The film went backwards and forwards through time, using the words Ebert had written in his memoir (Life Itself) to retell the story of his life, stopping along the way to talk with friends and colleagues who knew him.  In the present, his incredibly strong wife, Chaz, deal with his day to day needs, remaining cheerful and chipper as she saw her husband getting weaker before her.

There was a huge amount of humour in his relationship with Siskel, with some scenes of shared mirth, though mostly we were entertained by some of their more famous disagreements, like Ebert giving the thumbs up to Benji the Hunted whilst giving the thumbs down to Full Metal Jacket, and their own behind the scenes spats that were filmed (if not aired) throughout the years.

Martin Scorcese also appeared regularly, giving a moving tribute to the man who pegged him as a future star of American cinema and who encouraged him through some of his darkest times to continue his craft and become one of cinema’s greatest directors. 

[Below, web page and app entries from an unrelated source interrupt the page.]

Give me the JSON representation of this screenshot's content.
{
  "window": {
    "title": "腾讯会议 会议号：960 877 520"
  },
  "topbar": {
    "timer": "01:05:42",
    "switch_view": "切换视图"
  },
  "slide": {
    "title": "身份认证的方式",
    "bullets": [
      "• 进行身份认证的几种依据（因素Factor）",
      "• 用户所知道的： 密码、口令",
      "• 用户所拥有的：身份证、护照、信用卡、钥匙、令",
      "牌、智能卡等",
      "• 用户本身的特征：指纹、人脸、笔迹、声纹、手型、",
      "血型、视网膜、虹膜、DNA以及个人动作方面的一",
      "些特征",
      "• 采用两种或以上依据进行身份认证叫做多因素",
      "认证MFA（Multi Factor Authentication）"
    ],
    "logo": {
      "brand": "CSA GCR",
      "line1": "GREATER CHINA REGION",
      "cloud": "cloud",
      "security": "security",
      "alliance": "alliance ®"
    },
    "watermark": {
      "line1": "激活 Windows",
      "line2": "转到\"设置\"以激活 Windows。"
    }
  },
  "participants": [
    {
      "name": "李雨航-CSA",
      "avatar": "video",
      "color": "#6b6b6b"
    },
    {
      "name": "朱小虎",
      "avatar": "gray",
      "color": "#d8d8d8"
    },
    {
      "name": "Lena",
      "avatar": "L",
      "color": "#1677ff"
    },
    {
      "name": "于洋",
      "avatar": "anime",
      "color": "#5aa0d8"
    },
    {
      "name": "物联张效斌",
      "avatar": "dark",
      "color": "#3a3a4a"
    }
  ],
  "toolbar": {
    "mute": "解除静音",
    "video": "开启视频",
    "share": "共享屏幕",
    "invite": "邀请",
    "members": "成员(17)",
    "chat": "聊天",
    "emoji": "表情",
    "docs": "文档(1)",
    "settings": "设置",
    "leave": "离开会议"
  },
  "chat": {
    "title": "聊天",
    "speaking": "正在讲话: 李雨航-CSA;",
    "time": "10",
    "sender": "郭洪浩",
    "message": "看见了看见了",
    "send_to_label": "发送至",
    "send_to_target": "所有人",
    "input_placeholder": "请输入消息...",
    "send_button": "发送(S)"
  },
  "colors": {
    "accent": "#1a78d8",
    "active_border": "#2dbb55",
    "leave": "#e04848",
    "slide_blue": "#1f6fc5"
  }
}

Missing from the list of colleagues and friends was any of Ebert’s later co-hosts, once Siskel passed away and the show they had starred in together for over 20 years evolved.  This seemed a strange oversight, and the documentary seemed to imply Ebert’s TV career ended after Siskel’s death (which it did not), though there were so many other people to get through, maybe there just wasn’t the time to include things from his later years, other than Ebert’s battle with cancer.

And what a toll it took on the man.  While appearing incredibly positive, we learned from Chaz the difficulties they had lived through as the disease and his treatments had progressed.  It was heartbreaking stuff, even as it sometimes inspired.

Overall then, the film is an emotional roller coaster.  Lovingly told, its hard not to laugh and cry at everything before you.  I was left wondering how old Chaz actually was (the woman seemed to be permanently stuck in her 30s) and being impressed by how much positive influence a critic could have.  Definitely worth missing the rugby for.

Verdict: Life Itself is an amazing tribute to a man who supported so much American cinema (even if he did co-write Beyond the Valley of the Dolls).  An amazing tale of strength and courage and love, it ultimately turns into a tragedy, but its an incredible journey nonetheless.  8 Pulitzers out of 10.